Dataset rows describing interfaces:
======

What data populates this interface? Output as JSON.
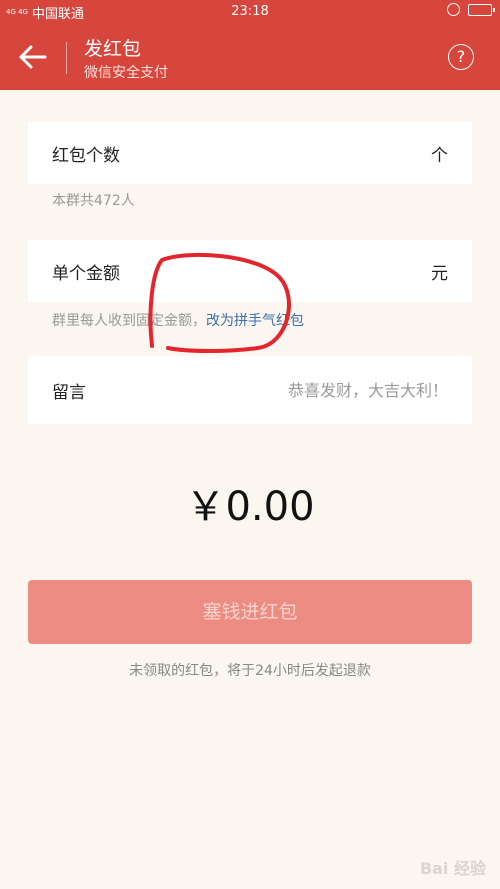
{
  "status_bar": {
    "network": "4G 4G",
    "carrier": "中国联通",
    "time": "23:18"
  },
  "header": {
    "title": "发红包",
    "subtitle": "微信安全支付",
    "help_label": "?"
  },
  "count_card": {
    "label": "红包个数",
    "value": "",
    "unit": "个"
  },
  "group_hint": "本群共472人",
  "amount_card": {
    "label": "单个金额",
    "value": "",
    "unit": "元"
  },
  "amount_hint": {
    "text": "群里每人收到固定金额，",
    "link": "改为拼手气红包"
  },
  "message_card": {
    "label": "留言",
    "placeholder": "恭喜发财，大吉大利！"
  },
  "total_amount": "￥0.00",
  "submit_button": "塞钱进红包",
  "refund_notice": "未领取的红包，将于24小时后发起退款",
  "watermark": "Bai 经验",
  "colors": {
    "header_red": "#d6463c",
    "button_pink": "#ec8c83",
    "link_blue": "#3d6fa8",
    "page_bg": "#fbf6ef",
    "annotation_red": "#e3252d"
  }
}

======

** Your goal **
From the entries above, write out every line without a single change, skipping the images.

** Solved problem **
What data populates this interface? Output as JSON.
{
  "status_bar": {
    "network": "4G 4G",
    "carrier": "中国联通",
    "time": "23:18"
  },
  "header": {
    "title": "发红包",
    "subtitle": "微信安全支付",
    "help_label": "?"
  },
  "count_card": {
    "label": "红包个数",
    "value": "",
    "unit": "个"
  },
  "group_hint": "本群共472人",
  "amount_card": {
    "label": "单个金额",
    "value": "",
    "unit": "元"
  },
  "amount_hint": {
    "text": "群里每人收到固定金额，",
    "link": "改为拼手气红包"
  },
  "message_card": {
    "label": "留言",
    "placeholder": "恭喜发财，大吉大利！"
  },
  "total_amount": "￥0.00",
  "submit_button": "塞钱进红包",
  "refund_notice": "未领取的红包，将于24小时后发起退款",
  "watermark": "Bai 经验",
  "colors": {
    "header_red": "#d6463c",
    "button_pink": "#ec8c83",
    "link_blue": "#3d6fa8",
    "page_bg": "#fbf6ef",
    "annotation_red": "#e3252d"
  }
}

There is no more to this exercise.